"Today, U.S. children are not as squeamish about bugs as their parents, thanks to nature centers, museums, and zoos throughout the country that frequently teach school programs about insects as food sources.

Older students are learning about entomophagy too. About 12 insect festivals are held each year, like the Bug Bowl at Purdue University in West Lafayette, Indiana. The popular festival started in 1990 and attracts more than 10,000 people. Besides munching on chocolate-covered crickets, visitors can go to an insect petting zoo, cockroach race, or cricket-spitting contest.

Most Americans don't intentionally make insects a part of their diet. But in the future they might. As more strain is put on natural resources, some experts say, insects will be raised as an alternative form of protein."

Insect Eating Promoted Video

Photo courtesy of

Defne is awesome and sent this me this video: Insect Eating Promoted

There was actually a 3 day workshop in Chiang Mai, Thailand where international researchers and experts attended to discuss the use of insects in the human diet. The United Nation's Food and Agriculture Organization (FAO) experts say despite their appearance, they are highly nutritious and some may have the same amount of protein as meat and fish.

The video also touches on topics such as modernization and Western attitudes on eating insects.

The Chiang Mai french fries look good!

Monday, October 6, 2008

Mac & Worms

Super tired after class, so I threw together a quick dinner. I wanted something a little more nutritious than just plain mac n cheese, so I threw in some protein. Almost no preparation was needed. I froze the worms while the mac was boiling, and by the time the mac was finished, the worms were ready to be taken out of the freezer and cooked. Instead of making worm flour this time, I decided to try dicing them instead.I used Trader Joe's Organic Shells and White Cheddar Macaroni & Cheese and sauteed some garlic, onion, basil, parsley, pepper, and superworms.

The superworms didn't taste like much since the garlic was overpowering. The texture reminded me of the popped kernel skins (you know, the thin tan-colored parts that get stuck in your teeth) when you eat popcorn. That, or onion skin...sorry, those are the best ways I can describe it. You'll have to try them yourself! YUM!

Time Magazine Article

Photo courtesy of

"...entomophagy...could also be a far greener way to get protein than eating chicken, cows or pigs.

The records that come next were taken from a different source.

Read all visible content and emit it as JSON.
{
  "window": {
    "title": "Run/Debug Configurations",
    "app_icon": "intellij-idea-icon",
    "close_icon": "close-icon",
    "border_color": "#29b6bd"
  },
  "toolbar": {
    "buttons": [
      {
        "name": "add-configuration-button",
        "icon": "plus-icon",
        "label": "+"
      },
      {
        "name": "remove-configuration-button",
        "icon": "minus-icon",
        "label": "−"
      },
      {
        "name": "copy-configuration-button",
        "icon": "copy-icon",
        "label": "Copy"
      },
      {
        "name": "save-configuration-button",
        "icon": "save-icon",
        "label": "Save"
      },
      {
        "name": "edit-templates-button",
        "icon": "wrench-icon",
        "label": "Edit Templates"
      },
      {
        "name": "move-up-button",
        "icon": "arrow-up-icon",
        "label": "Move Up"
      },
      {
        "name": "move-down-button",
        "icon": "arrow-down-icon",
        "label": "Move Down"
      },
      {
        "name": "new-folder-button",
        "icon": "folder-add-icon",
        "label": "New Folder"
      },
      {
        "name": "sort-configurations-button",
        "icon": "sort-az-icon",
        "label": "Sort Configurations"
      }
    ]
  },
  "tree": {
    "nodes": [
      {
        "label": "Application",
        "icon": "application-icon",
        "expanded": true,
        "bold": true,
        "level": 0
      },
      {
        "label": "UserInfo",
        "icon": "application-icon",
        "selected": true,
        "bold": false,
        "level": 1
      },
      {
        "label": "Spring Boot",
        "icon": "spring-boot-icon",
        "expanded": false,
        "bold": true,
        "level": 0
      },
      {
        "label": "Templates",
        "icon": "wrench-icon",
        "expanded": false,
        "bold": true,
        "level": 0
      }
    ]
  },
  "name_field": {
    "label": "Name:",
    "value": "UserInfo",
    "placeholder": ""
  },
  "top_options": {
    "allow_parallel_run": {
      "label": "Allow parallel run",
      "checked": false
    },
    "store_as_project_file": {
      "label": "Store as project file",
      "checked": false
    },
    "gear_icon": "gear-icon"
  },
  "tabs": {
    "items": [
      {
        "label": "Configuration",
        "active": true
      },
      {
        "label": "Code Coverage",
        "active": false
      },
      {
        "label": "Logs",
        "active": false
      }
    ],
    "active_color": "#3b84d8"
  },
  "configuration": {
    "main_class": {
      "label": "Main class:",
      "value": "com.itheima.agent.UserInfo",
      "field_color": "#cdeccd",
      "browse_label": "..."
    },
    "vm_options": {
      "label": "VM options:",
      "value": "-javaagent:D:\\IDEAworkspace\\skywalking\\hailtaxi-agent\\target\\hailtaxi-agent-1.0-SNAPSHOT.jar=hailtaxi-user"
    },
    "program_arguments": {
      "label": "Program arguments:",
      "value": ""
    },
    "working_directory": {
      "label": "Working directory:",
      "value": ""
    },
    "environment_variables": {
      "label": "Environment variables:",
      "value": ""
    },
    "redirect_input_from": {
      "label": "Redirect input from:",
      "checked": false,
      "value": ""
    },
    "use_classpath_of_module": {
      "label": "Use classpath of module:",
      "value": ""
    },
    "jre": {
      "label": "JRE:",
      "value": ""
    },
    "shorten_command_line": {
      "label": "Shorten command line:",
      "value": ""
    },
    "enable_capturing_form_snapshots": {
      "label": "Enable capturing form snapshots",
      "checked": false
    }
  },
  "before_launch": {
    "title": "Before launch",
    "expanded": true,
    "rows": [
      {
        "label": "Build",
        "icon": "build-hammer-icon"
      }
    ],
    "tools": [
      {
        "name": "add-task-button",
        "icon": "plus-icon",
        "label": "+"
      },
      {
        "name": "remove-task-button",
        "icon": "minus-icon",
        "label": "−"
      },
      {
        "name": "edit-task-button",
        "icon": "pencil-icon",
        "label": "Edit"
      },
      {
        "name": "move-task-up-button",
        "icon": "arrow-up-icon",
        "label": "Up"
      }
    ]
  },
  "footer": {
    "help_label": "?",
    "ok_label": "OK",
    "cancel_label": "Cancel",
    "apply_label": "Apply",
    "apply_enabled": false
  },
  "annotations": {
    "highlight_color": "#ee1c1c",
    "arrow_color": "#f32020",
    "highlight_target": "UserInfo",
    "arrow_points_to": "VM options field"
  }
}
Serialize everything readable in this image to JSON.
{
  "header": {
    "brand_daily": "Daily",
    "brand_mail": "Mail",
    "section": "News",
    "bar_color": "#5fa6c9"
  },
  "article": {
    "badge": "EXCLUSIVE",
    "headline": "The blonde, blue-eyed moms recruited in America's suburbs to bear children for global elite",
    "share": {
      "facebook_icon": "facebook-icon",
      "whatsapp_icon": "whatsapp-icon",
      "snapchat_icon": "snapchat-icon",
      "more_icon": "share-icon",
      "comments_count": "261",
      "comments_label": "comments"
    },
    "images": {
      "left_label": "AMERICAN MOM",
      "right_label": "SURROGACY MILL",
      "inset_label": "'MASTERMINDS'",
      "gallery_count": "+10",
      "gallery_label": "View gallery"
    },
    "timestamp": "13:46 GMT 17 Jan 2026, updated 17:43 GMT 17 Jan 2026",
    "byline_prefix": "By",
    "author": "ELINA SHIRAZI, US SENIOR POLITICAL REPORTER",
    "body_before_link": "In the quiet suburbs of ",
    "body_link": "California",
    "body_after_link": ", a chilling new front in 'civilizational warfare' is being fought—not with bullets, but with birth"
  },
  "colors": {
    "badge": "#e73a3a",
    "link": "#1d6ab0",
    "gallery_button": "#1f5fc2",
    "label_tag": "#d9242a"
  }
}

With the global livestock sector responsible for 18% of the world's greenhouse-gas emissions and grain prices reaching record highs, cheap, environmentally low-impact insects could be the food of the future--provided we can stomach them."

Eating Bugs Article
Thursday, May. 29, 2008
Health & Science / Going Green section

Don't miss the "How to Cook a Bug" video with David George Gordon at the end of the article!

Also, check out the Bug Cuisine photo essay.

Sunday, October 5, 2008

Minilivestock Flickr

You can now follow Minilivestock on Flickr!
Feel free to add us & check out the extra photos. Thanks!

I Got Worms

I finally got mealworms! I got these from the Animal Connection in the Sunset. They were 100 for $3 and come in a container of bran, which I later dumped all 6 containers in a larger plastic container. They're smaller and softer than the superworms I have already. Mealworms aren't as high maintenance as the superworms when it comes to rearing cause they don't need to be separated to pupate (like the picture below).I upgraded from large random containers to a more compact superworm cubical, which makes it easier to handle.